- A key divergence among the traditions Daniel practiced occurred in their relationship to “the ten defilements.” Daniel found the Vajrayana model of dealing with negative emotions more optimal for awakening than the Theravada model. [19:31]
- The meditation Daniel teaches is “relentlessly Thervadan,” but he does not use all of their maps. [22:20]
- What’s the deal with Daniel calling himself an “arahat” and ia Enlightenment the end of the search? [23:55].
- The distinction between Arahatship and Buddhahood. [28:55]
- Radically restructuring his life to fit his spiritual search. [31:54]
- Does following Daniel’s book, Mastering the Core Teachings of the Buddha, lead to enlightenment? Also, the high success rate of Mahasi Sayadow insight retreats. [32:46]

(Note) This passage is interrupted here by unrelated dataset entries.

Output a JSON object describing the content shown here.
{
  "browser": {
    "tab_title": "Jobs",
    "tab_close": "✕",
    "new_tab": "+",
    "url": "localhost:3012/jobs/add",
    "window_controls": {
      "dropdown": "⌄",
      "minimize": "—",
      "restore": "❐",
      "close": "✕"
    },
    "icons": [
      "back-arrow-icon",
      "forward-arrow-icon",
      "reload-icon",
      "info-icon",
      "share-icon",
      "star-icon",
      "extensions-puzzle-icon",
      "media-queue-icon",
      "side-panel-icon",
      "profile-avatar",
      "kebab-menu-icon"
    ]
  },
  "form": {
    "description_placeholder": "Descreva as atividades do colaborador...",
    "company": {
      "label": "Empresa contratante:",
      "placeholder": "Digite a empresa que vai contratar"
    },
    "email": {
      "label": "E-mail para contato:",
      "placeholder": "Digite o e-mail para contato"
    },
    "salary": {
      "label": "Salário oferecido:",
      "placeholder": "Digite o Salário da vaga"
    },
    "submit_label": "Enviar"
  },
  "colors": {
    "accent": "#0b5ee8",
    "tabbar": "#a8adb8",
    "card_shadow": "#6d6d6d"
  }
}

- Is there a danger that following a detailed map will lead to imaginary experiences? No, because doing the practices is a self-correcting process. [34:55]
- Common traps on the spiritual search. Daniel’s book and Jack Kornfield’s A Path with Heart do a nice job outlining the stages of the path. [42:42]

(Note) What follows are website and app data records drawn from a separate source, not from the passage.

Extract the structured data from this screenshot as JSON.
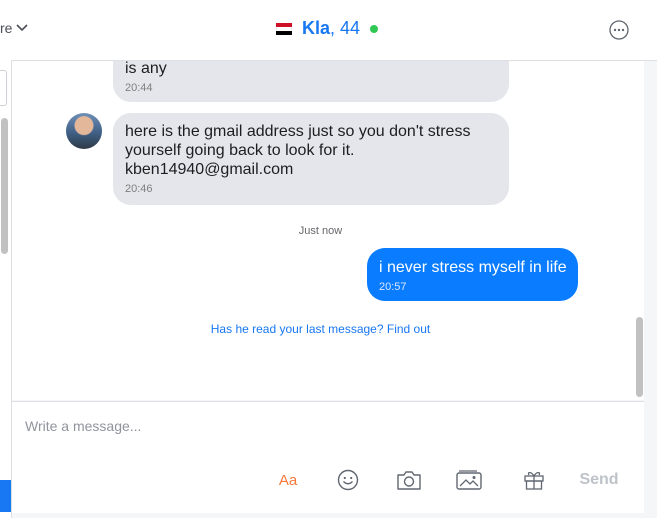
{
  "header": {
    "more_label": "re",
    "contact_name": "Kla",
    "contact_age": ", 44",
    "online": true,
    "colors": {
      "accent": "#1877f2",
      "online": "#31c754"
    }
  },
  "messages": [
    {
      "direction": "in",
      "text": "is any",
      "time": "20:44"
    },
    {
      "direction": "in",
      "text": "here is the gmail address just so you don't stress\nyourself going back to look for it.\nkben14940@gmail.com",
      "time": "20:46"
    },
    {
      "divider": "Just now"
    },
    {
      "direction": "out",
      "text": "i never stress myself in life",
      "time": "20:57"
    }
  ],
  "read_prompt": "Has he read your last message? Find out",
  "composer": {
    "placeholder": "Write a message...",
    "font_button": "Aa",
    "send_label": "Send",
    "icons": [
      "smiley-icon",
      "camera-icon",
      "photo-icon",
      "gift-icon"
    ]
  }
}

- The “shadow side” of practices and how friends can help us see them. [49:00]
- The Dharma Overground — a place for Dharma discussion with talented and experienced students and teachers. [54:20]
- If one is tired or fidgety, how do they adjust their energy level during meditation? [1:02:00]

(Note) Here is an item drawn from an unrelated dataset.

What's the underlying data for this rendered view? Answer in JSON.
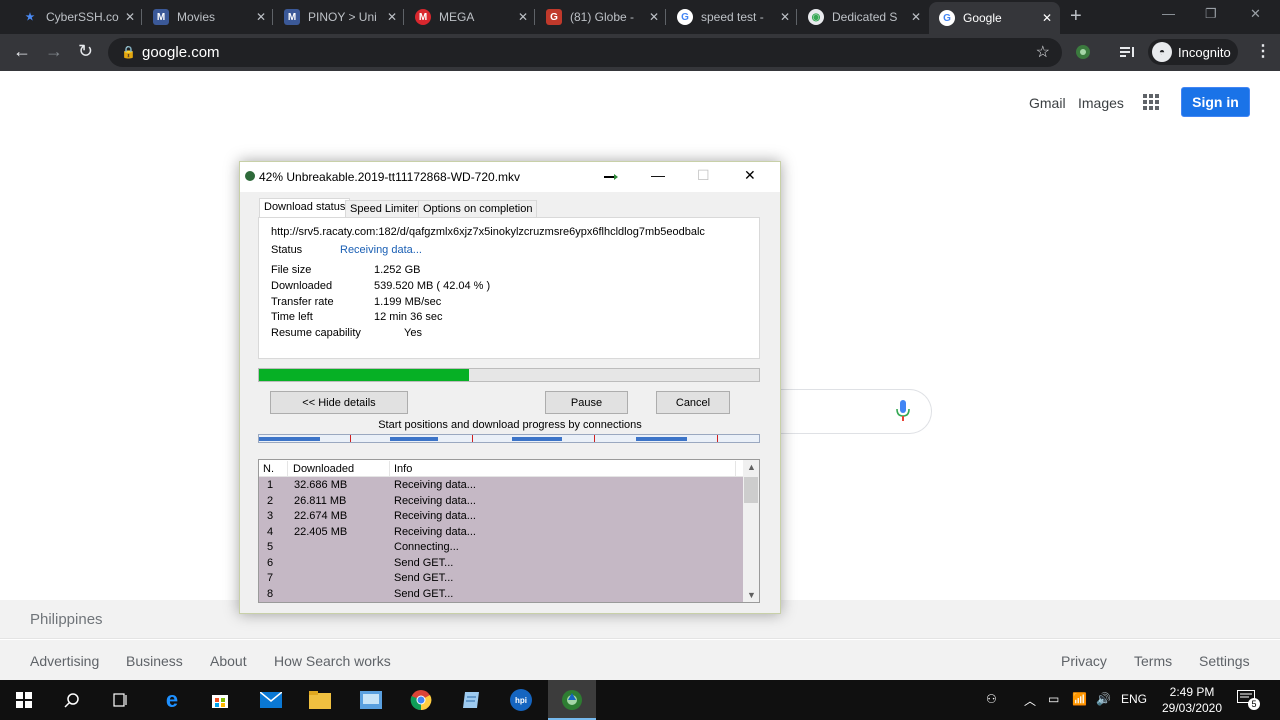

- The phenomenon of Buddhist groups who don’t talk about attaining Enlightenment and how the Dharma Overground was formed to address this. [1:11:15]
- Daniel’s view on rebirth. In short, awaken now rather than wait! [1:15:30]
- Daniel’s list of places to go on retreat: Panditarama Lumbini, MBMC, Tathagata in San Jose, IMS in Massachusetts. [1:16:30]
- “Not to get all woo-woo,” but a quick word on Transmission. [1:20:00]
- A list of useful books: Mindfulness in Plain English, A Map of the Journey, A Path with Heart, The Buddha’s Path to Deliverance, Visuddhimagga, Vimuttimagga, Wisdom Wide and Deep: A Practical Handbook for Mastering Jhana and Vipassana, In This Very Life : The Liberation Teachings of the Buddha, and Daniel Ingram’s favorite, Practical Insight Meditation. [1:20:30]
- “I like to keep money and the Dharma as far away as possible from each other most of the time.” [1:28:07]
- And one last book… A Comprehensive Manual of Abhidhamma (Vipassana Meditation and the Buddha’s Teachings). [1:33:00]
- Daniel Ingram’s website is IntegratedDaniel.info
3 thoughts on “Daniel Ingram Interview”
Just pointing out a mistake, sorry: the audio is an interview with Eddie Traversa, not with Daniel Ingram.
I think you’re too fast for me! I was likely still editing the page. I didn’t realize anyone could find it yet since I haven’t link to it on the podcast page. All the audio links should be updated now.
What an inspirational guy! Incredibly busy, as most people are nowadays, but still finds time to help others. It’s refreshing to hear from a Buddhist master that says that full realization is possible in this lifetime. Thanks for creating this Shawn, I appreciate your website and the work that goes into it.